=== Provided material ===
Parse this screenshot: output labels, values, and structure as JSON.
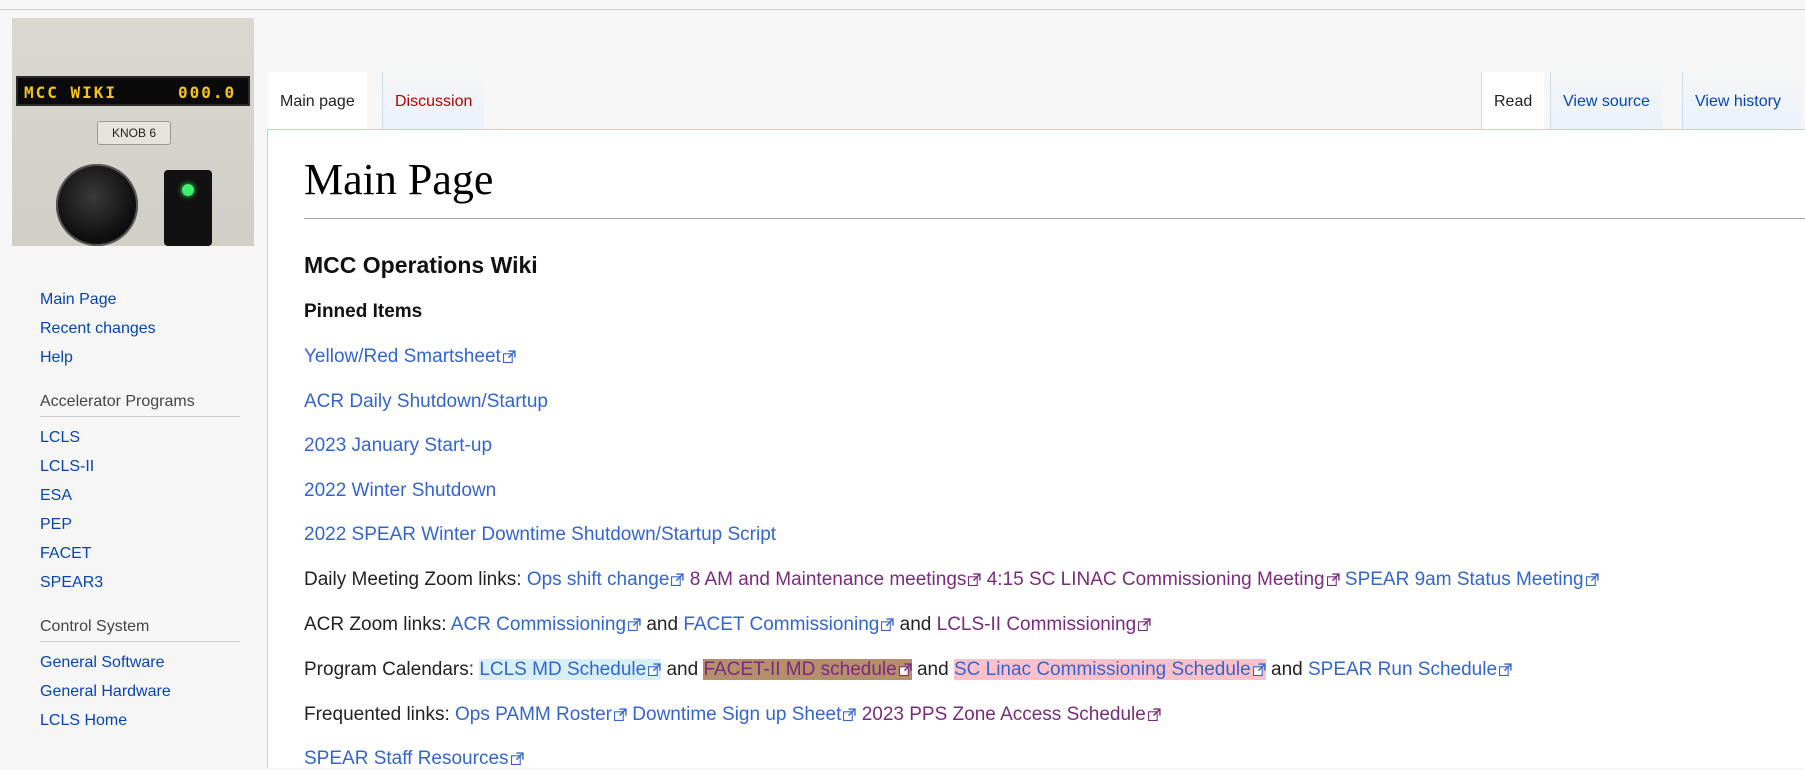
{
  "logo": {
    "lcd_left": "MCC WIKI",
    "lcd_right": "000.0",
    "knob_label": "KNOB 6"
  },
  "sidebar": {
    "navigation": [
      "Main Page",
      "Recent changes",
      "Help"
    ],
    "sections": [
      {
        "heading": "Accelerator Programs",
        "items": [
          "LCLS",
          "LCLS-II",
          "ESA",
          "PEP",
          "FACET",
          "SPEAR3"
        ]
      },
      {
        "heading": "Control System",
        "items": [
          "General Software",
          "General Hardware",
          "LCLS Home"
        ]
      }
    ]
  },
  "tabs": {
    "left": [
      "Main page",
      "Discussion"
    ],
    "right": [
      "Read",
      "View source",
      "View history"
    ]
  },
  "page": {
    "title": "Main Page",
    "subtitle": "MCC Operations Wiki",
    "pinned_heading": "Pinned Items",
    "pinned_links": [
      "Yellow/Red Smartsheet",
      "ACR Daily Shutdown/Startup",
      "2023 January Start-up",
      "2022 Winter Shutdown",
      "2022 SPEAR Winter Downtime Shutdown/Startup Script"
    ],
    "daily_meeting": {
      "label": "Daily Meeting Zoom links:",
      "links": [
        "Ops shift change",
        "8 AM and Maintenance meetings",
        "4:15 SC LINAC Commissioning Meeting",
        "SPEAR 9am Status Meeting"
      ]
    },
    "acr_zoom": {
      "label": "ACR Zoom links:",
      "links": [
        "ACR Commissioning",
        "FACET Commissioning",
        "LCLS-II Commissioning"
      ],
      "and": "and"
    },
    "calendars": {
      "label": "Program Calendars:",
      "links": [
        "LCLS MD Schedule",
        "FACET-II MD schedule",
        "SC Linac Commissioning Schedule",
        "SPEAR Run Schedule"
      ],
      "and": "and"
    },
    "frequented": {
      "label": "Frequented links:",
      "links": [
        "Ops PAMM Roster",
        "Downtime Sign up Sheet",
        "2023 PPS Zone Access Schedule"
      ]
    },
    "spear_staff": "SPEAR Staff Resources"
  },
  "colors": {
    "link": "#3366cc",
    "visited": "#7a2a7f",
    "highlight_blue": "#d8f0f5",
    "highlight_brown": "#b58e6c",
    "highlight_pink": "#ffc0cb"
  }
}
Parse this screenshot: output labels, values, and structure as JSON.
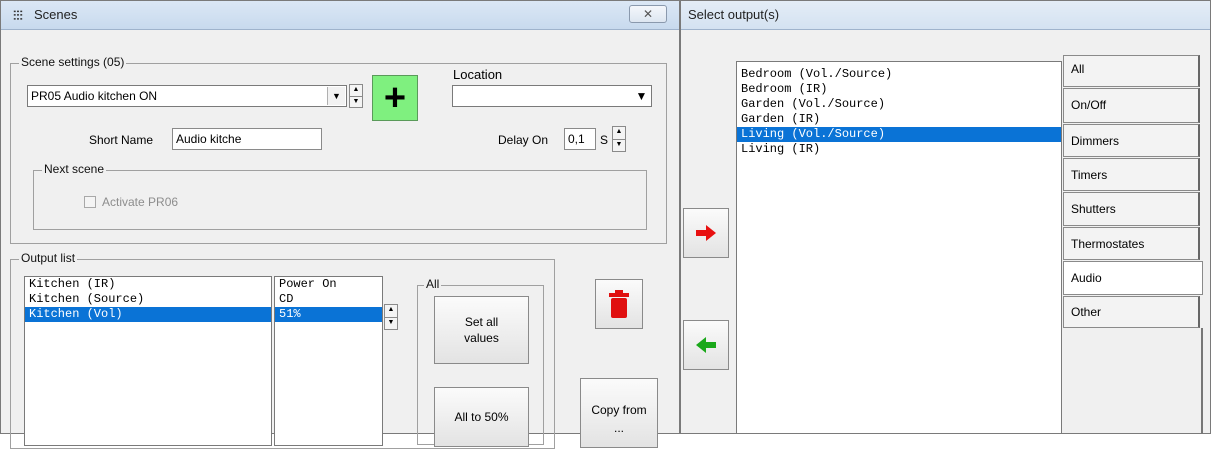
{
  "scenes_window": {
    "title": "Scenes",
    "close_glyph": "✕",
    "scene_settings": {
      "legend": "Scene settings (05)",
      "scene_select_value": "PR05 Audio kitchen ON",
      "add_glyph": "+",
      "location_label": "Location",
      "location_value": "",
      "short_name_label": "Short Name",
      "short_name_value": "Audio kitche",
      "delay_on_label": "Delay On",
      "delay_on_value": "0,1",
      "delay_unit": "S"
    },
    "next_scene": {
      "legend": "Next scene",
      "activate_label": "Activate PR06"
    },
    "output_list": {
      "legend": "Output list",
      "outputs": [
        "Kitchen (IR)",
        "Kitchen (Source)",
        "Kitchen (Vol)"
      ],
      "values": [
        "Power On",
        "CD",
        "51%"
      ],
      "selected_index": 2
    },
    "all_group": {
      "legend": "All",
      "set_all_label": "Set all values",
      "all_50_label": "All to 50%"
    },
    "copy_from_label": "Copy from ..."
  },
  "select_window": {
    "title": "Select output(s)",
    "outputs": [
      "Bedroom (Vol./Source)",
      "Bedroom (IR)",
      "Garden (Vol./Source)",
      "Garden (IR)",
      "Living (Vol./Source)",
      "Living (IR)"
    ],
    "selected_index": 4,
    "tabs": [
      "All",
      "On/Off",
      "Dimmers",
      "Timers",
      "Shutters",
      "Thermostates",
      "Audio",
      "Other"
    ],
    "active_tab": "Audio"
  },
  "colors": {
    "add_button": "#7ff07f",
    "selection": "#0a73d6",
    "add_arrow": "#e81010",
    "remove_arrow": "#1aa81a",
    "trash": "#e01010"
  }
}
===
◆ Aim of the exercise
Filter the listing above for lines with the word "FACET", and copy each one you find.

◆ Exercise solution
          "FACET",
        "FACET Commissioning",
        "FACET-II MD schedule",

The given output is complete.